Qantas passengers traveling on IndiGo flights benefit from the same checked baggage allowance as their flight from Australia and receive complimentary food and beverages. Furthermore, Qantas Frequent Flyers can earn and redeem points on connecting IndiGo flights (with a QF code) between Singapore and India.

Advertisement

This partnership expansion comes alongside Qantas’s recent announcement of increased flights to both India and Singapore. Specifically, flights between Sydney and Bengaluru will become daily during the peak holiday season, complemented by additional flights from Sydney and Brisbane to Singapore.

Advertisement
Continue Reading

Airlines

Virgin Atlantic Sued Over Alleged Age Discrimination: Cabin Crew Seek Justice

Virgin Atlantic Sued Over Alleged Age Discrimination: Cabin Crew Seek Justice

Virgin Atlantic finds itself embroiled in legal proceedings as over 200 former cabin crew members launch a lawsuit against the airline, alleging discriminatory practices during the period of the pandemic.

The dispute centers on accusations that the company unfairly targeted older employees for dismissal while retaining newer, less costly hires.

Advertisement

The pandemic’s onset in March 2020 triggered a cascade of challenges for the aviation industry, leading Virgin Atlantic to ground a significant portion of its fleet. In response, the airline swiftly implemented cost-cutting measures, including the reduction of its workforce by over 40%, amounting to the loss of 3,000 jobs.

Additionally, it established a “holding pool” for potentially rehiring redundant staff once normal operations resumed. However, the crux of the legal battle lies in the claim that Virgin Atlantic retained approximately 350 new cabin crew members, some with minimal training periods as short as a week.

Advertisement

While simultaneously letting go of experienced onboard managers, many of whom boasted an average age of 45 years and two decades of service.
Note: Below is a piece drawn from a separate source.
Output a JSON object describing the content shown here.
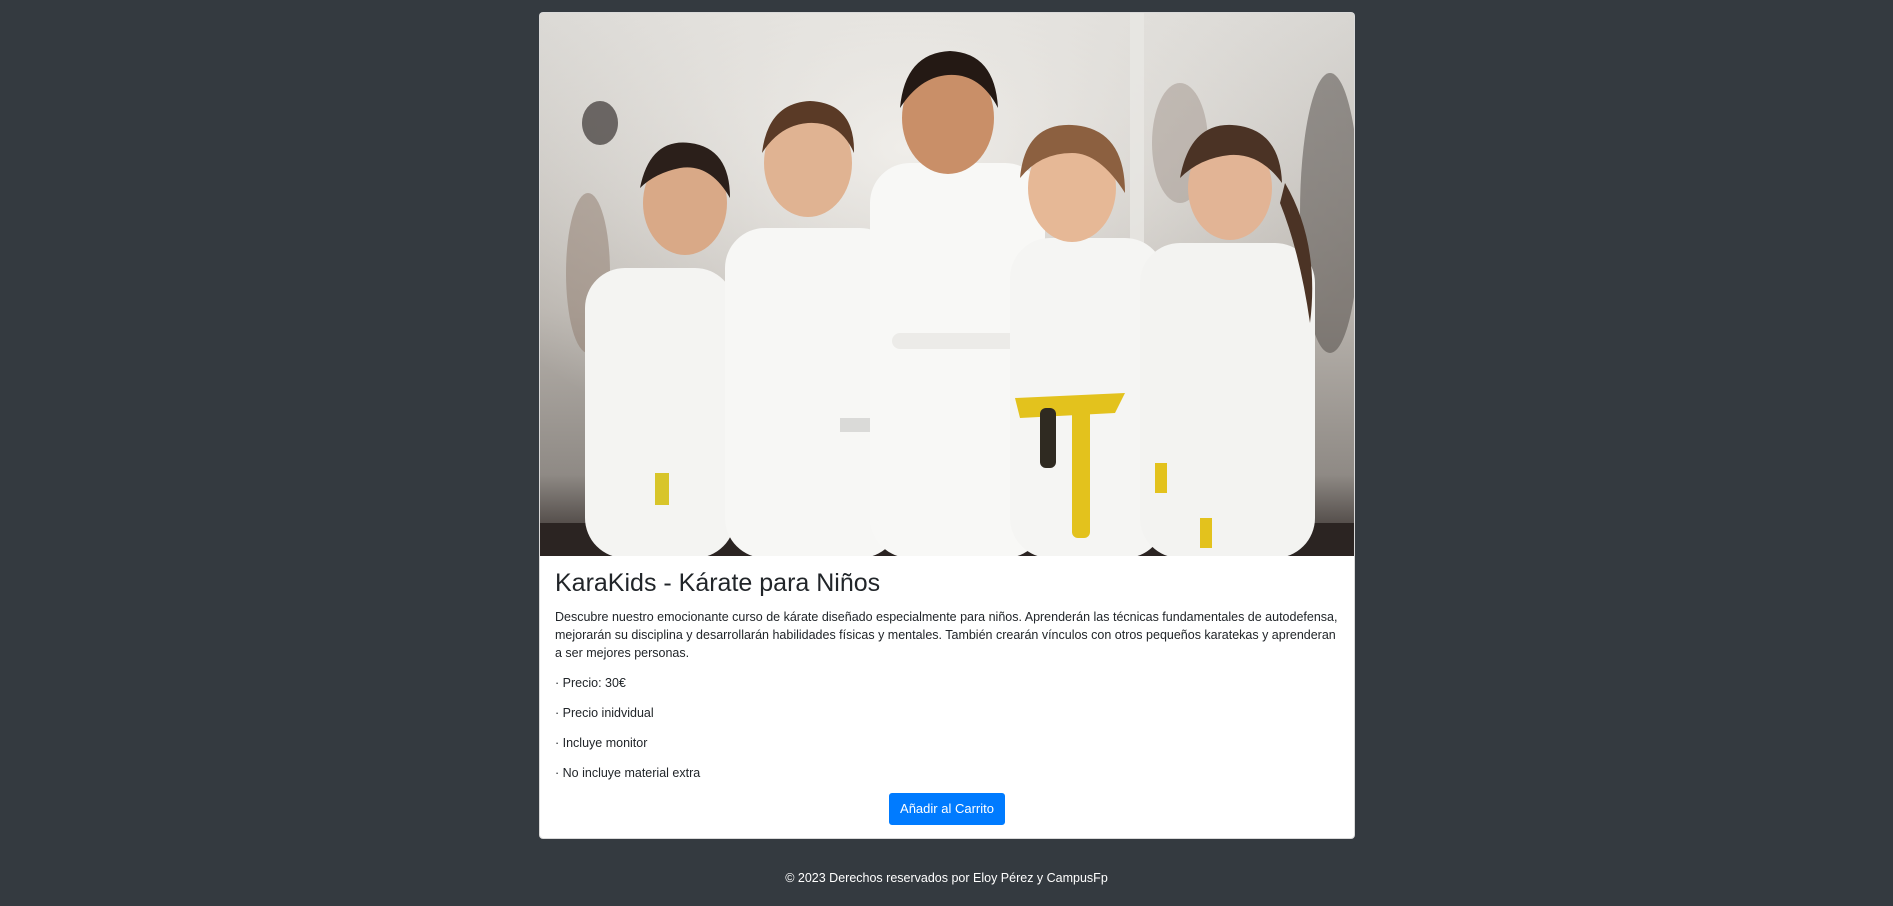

This perceived discrepancy forms the backbone of the lawsuit, with former employees contending that age became a determining factor in the airline’s decision-making process.

In response, a Virgin Atlantic representative stated: “Virgin Atlantic had to make very difficult decisions following the severe impact of the Covid-19 pandemic on the aviation industry.” Regretfully, this meant a 45% reduction in the total number of employees within the company.

Advertisement
Continue Reading

Airlines

End of an Era: Qantas Retires Final Boeing 767 Freighter

End of an Era: Qantas Retires Final Boeing 767 Freighter

Qantas has officially bid farewell to its last Boeing 767 aircraft, marking the end of an era that began nearly four decades ago.

The final 767, a dedicated freighter variant registered as VH-EFR, operated its last flight on May 17, 2024. This concluding journey took it from Hong Kong (HKG) to Sydney (SYD) under the flight number QF7526, closing the chapter on Qantas’s use of the 767 after 39 years.

Advertisement

The Australian airline commemorated the occasion with an Instagram post on Friday, announcing the retirement of VH-EFR, their last remaining 767. According to Cirium Ascend Fleet Analyzer data, this aircraft is a little over 18 years old. It joined the Qantas fleet in 2011, having previously served Japan’s All Nippon Airways (ANA) as a cargo plane.

Despite being owned by Qantas, the aircraft was operated by Express Freighters Australia under the Qantas Freight brand.

Advertisement

The Boeing 767 has had a versatile history with Qantas. Initially, the aircraft was used on international routes, flying to destinations in New Zealand, Asia, and North America. Following the 1992 merger with Australian Airlines, the 767s were increasingly deployed for domestic services as well.

Although Qantas is retiring this specific freighter, the Boeing 767-300 freighter model remains active globally. Records indicate that 280 of these aircraft are still operational, serving 14 airlines around the world.

Advertisement
Continue Reading
Advertisement

Advertisement

Trending


Notice: ob_end_flush(): Failed to send buffer of zlib output compression (0) in /home/etlinema/public_html/wp-includes/functions.php on line 5420